*** Opening Input records ***

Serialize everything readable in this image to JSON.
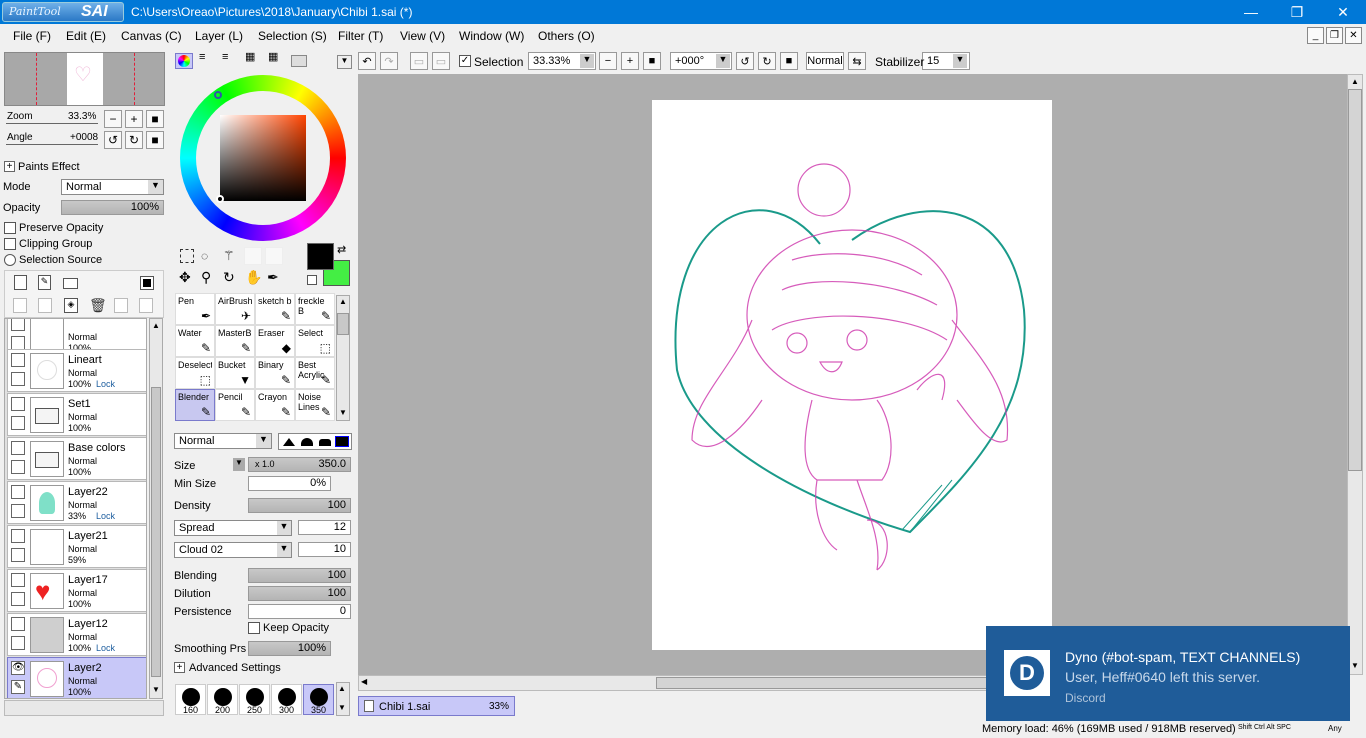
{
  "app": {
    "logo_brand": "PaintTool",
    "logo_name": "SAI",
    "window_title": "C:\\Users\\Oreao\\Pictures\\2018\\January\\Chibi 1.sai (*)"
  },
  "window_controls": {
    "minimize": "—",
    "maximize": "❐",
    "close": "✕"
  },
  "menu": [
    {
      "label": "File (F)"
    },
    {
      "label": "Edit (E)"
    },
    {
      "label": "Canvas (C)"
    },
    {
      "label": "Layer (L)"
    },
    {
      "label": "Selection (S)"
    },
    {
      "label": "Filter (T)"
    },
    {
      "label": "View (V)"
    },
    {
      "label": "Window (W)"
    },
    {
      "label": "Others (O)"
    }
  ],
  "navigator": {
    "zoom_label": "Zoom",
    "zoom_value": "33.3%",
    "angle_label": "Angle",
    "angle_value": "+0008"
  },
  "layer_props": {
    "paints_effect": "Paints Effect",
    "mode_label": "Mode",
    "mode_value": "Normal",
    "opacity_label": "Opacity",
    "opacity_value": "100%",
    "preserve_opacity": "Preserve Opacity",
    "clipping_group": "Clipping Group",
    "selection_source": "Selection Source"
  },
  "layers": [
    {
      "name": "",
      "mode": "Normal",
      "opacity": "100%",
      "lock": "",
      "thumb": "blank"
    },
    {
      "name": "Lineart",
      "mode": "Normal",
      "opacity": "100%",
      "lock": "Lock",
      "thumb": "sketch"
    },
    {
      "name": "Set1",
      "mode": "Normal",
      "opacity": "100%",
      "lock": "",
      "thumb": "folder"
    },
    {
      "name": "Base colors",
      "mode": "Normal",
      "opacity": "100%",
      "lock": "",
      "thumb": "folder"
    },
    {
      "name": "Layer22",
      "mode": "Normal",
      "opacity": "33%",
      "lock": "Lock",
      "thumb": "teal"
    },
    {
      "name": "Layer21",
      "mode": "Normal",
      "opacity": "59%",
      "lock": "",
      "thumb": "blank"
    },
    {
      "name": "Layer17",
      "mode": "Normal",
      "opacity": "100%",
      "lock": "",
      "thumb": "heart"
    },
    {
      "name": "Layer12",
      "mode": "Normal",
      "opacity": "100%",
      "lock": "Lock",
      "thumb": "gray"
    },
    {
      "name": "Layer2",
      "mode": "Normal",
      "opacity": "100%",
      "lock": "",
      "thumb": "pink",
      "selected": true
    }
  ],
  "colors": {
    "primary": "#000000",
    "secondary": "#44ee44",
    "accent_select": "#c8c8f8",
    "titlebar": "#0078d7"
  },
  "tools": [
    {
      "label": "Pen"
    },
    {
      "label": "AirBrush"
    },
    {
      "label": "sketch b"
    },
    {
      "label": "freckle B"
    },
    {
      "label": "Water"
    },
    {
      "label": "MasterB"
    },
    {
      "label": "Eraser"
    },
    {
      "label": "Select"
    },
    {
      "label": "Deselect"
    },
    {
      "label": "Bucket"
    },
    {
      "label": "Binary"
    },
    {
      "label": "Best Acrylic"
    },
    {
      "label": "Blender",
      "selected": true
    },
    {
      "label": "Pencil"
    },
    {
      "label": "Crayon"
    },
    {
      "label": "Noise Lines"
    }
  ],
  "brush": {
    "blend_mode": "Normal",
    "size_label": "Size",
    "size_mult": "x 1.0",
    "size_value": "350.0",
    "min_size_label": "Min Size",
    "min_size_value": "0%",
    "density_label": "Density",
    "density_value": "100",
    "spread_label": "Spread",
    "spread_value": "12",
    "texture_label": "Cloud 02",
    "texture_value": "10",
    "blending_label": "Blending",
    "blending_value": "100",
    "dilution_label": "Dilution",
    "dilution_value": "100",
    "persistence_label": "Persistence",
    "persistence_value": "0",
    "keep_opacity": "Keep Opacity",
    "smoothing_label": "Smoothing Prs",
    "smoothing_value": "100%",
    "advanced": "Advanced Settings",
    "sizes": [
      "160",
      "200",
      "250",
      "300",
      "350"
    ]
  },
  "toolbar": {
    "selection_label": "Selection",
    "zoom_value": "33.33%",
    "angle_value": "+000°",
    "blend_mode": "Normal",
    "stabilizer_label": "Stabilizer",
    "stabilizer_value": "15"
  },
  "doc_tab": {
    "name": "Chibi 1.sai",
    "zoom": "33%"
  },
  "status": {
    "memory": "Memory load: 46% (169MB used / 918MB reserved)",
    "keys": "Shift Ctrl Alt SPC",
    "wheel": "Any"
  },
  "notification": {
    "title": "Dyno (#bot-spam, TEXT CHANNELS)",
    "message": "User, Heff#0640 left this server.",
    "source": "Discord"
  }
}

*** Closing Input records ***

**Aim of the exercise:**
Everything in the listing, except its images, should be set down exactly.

**Reply:**
Serialize everything readable in this image to JSON.
{
  "app": {
    "logo_brand": "PaintTool",
    "logo_name": "SAI",
    "window_title": "C:\\Users\\Oreao\\Pictures\\2018\\January\\Chibi 1.sai (*)"
  },
  "window_controls": {
    "minimize": "—",
    "maximize": "❐",
    "close": "✕"
  },
  "menu": [
    {
      "label": "File (F)"
    },
    {
      "label": "Edit (E)"
    },
    {
      "label": "Canvas (C)"
    },
    {
      "label": "Layer (L)"
    },
    {
      "label": "Selection (S)"
    },
    {
      "label": "Filter (T)"
    },
    {
      "label": "View (V)"
    },
    {
      "label": "Window (W)"
    },
    {
      "label": "Others (O)"
    }
  ],
  "navigator": {
    "zoom_label": "Zoom",
    "zoom_value": "33.3%",
    "angle_label": "Angle",
    "angle_value": "+0008"
  },
  "layer_props": {
    "paints_effect": "Paints Effect",
    "mode_label": "Mode",
    "mode_value": "Normal",
    "opacity_label": "Opacity",
    "opacity_value": "100%",
    "preserve_opacity": "Preserve Opacity",
    "clipping_group": "Clipping Group",
    "selection_source": "Selection Source"
  },
  "layers": [
    {
      "name": "",
      "mode": "Normal",
      "opacity": "100%",
      "lock": "",
      "thumb": "blank"
    },
    {
      "name": "Lineart",
      "mode": "Normal",
      "opacity": "100%",
      "lock": "Lock",
      "thumb": "sketch"
    },
    {
      "name": "Set1",
      "mode": "Normal",
      "opacity": "100%",
      "lock": "",
      "thumb": "folder"
    },
    {
      "name": "Base colors",
      "mode": "Normal",
      "opacity": "100%",
      "lock": "",
      "thumb": "folder"
    },
    {
      "name": "Layer22",
      "mode": "Normal",
      "opacity": "33%",
      "lock": "Lock",
      "thumb": "teal"
    },
    {
      "name": "Layer21",
      "mode": "Normal",
      "opacity": "59%",
      "lock": "",
      "thumb": "blank"
    },
    {
      "name": "Layer17",
      "mode": "Normal",
      "opacity": "100%",
      "lock": "",
      "thumb": "heart"
    },
    {
      "name": "Layer12",
      "mode": "Normal",
      "opacity": "100%",
      "lock": "Lock",
      "thumb": "gray"
    },
    {
      "name": "Layer2",
      "mode": "Normal",
      "opacity": "100%",
      "lock": "",
      "thumb": "pink",
      "selected": true
    }
  ],
  "colors": {
    "primary": "#000000",
    "secondary": "#44ee44",
    "accent_select": "#c8c8f8",
    "titlebar": "#0078d7"
  },
  "tools": [
    {
      "label": "Pen"
    },
    {
      "label": "AirBrush"
    },
    {
      "label": "sketch b"
    },
    {
      "label": "freckle B"
    },
    {
      "label": "Water"
    },
    {
      "label": "MasterB"
    },
    {
      "label": "Eraser"
    },
    {
      "label": "Select"
    },
    {
      "label": "Deselect"
    },
    {
      "label": "Bucket"
    },
    {
      "label": "Binary"
    },
    {
      "label": "Best Acrylic"
    },
    {
      "label": "Blender",
      "selected": true
    },
    {
      "label": "Pencil"
    },
    {
      "label": "Crayon"
    },
    {
      "label": "Noise Lines"
    }
  ],
  "brush": {
    "blend_mode": "Normal",
    "size_label": "Size",
    "size_mult": "x 1.0",
    "size_value": "350.0",
    "min_size_label": "Min Size",
    "min_size_value": "0%",
    "density_label": "Density",
    "density_value": "100",
    "spread_label": "Spread",
    "spread_value": "12",
    "texture_label": "Cloud 02",
    "texture_value": "10",
    "blending_label": "Blending",
    "blending_value": "100",
    "dilution_label": "Dilution",
    "dilution_value": "100",
    "persistence_label": "Persistence",
    "persistence_value": "0",
    "keep_opacity": "Keep Opacity",
    "smoothing_label": "Smoothing Prs",
    "smoothing_value": "100%",
    "advanced": "Advanced Settings",
    "sizes": [
      "160",
      "200",
      "250",
      "300",
      "350"
    ]
  },
  "toolbar": {
    "selection_label": "Selection",
    "zoom_value": "33.33%",
    "angle_value": "+000°",
    "blend_mode": "Normal",
    "stabilizer_label": "Stabilizer",
    "stabilizer_value": "15"
  },
  "doc_tab": {
    "name": "Chibi 1.sai",
    "zoom": "33%"
  },
  "status": {
    "memory": "Memory load: 46% (169MB used / 918MB reserved)",
    "keys": "Shift Ctrl Alt SPC",
    "wheel": "Any"
  },
  "notification": {
    "title": "Dyno (#bot-spam, TEXT CHANNELS)",
    "message": "User, Heff#0640 left this server.",
    "source": "Discord"
  }
}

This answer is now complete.